───── THE RECORDS ─────
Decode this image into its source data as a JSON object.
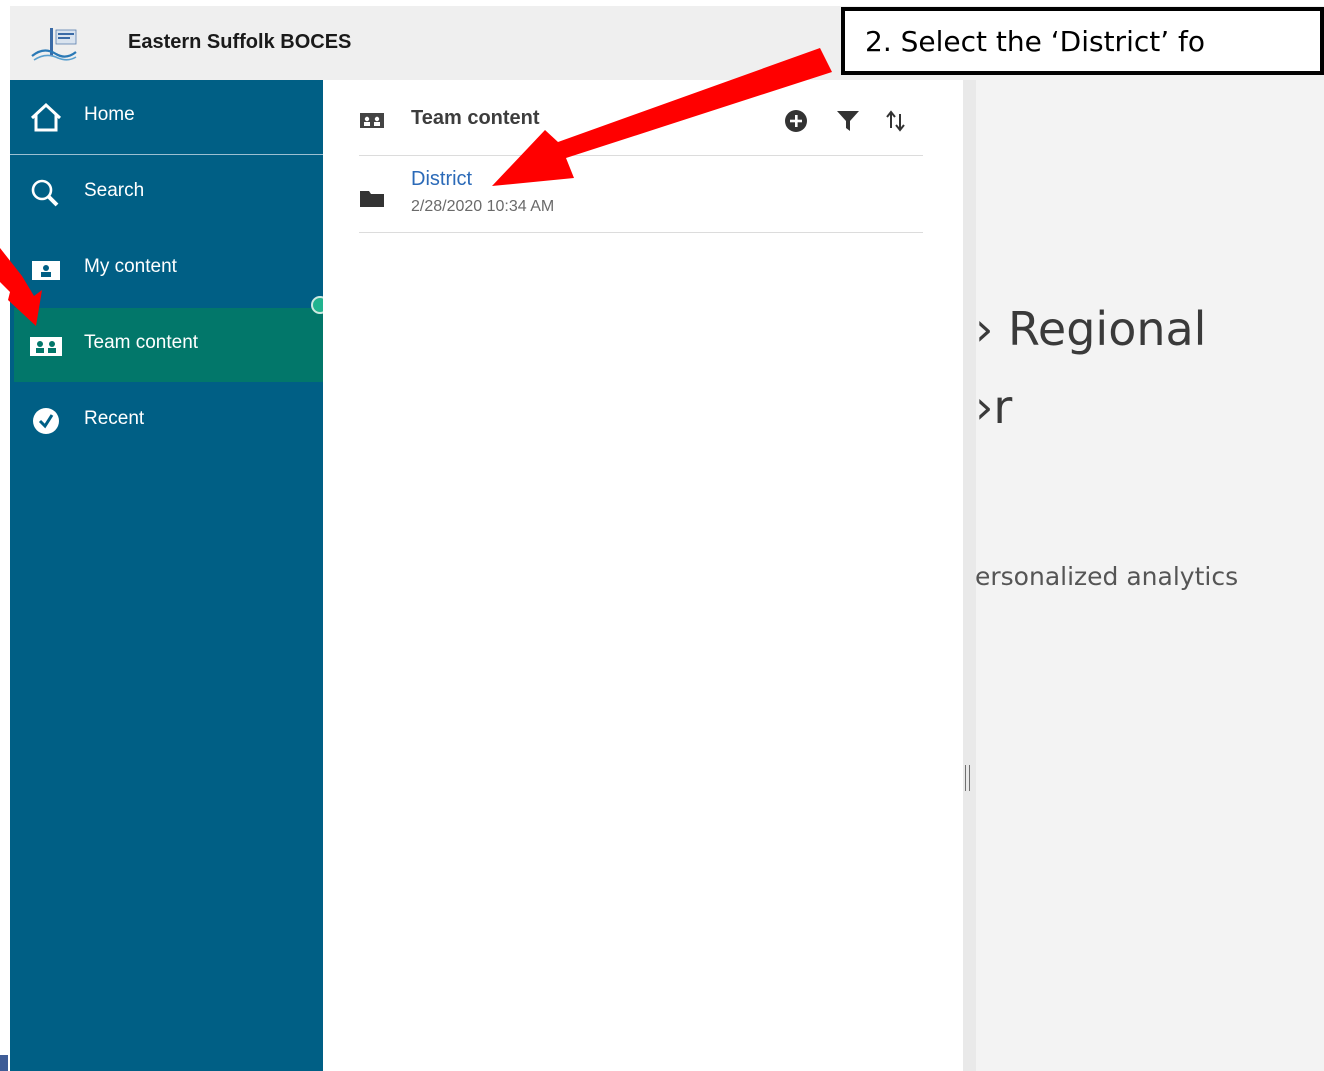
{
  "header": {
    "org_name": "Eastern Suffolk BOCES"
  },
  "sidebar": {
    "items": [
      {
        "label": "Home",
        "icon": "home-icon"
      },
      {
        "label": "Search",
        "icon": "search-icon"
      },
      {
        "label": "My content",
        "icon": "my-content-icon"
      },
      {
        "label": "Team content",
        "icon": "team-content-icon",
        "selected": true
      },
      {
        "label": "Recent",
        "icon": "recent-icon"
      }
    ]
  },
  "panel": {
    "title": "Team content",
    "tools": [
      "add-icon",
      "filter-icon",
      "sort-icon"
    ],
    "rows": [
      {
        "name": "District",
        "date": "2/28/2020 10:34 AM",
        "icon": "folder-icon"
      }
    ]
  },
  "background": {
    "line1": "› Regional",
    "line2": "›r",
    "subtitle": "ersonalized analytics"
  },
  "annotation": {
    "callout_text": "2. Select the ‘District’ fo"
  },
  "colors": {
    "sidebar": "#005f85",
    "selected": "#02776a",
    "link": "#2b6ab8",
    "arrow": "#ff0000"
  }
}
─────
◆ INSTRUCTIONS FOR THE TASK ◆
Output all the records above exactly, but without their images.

◆ RESPONSE BELOW ◆
Decode this image into its source data as a JSON object.
{
  "header": {
    "org_name": "Eastern Suffolk BOCES"
  },
  "sidebar": {
    "items": [
      {
        "label": "Home",
        "icon": "home-icon"
      },
      {
        "label": "Search",
        "icon": "search-icon"
      },
      {
        "label": "My content",
        "icon": "my-content-icon"
      },
      {
        "label": "Team content",
        "icon": "team-content-icon",
        "selected": true
      },
      {
        "label": "Recent",
        "icon": "recent-icon"
      }
    ]
  },
  "panel": {
    "title": "Team content",
    "tools": [
      "add-icon",
      "filter-icon",
      "sort-icon"
    ],
    "rows": [
      {
        "name": "District",
        "date": "2/28/2020 10:34 AM",
        "icon": "folder-icon"
      }
    ]
  },
  "background": {
    "line1": "› Regional",
    "line2": "›r",
    "subtitle": "ersonalized analytics"
  },
  "annotation": {
    "callout_text": "2. Select the ‘District’ fo"
  },
  "colors": {
    "sidebar": "#005f85",
    "selected": "#02776a",
    "link": "#2b6ab8",
    "arrow": "#ff0000"
  }
}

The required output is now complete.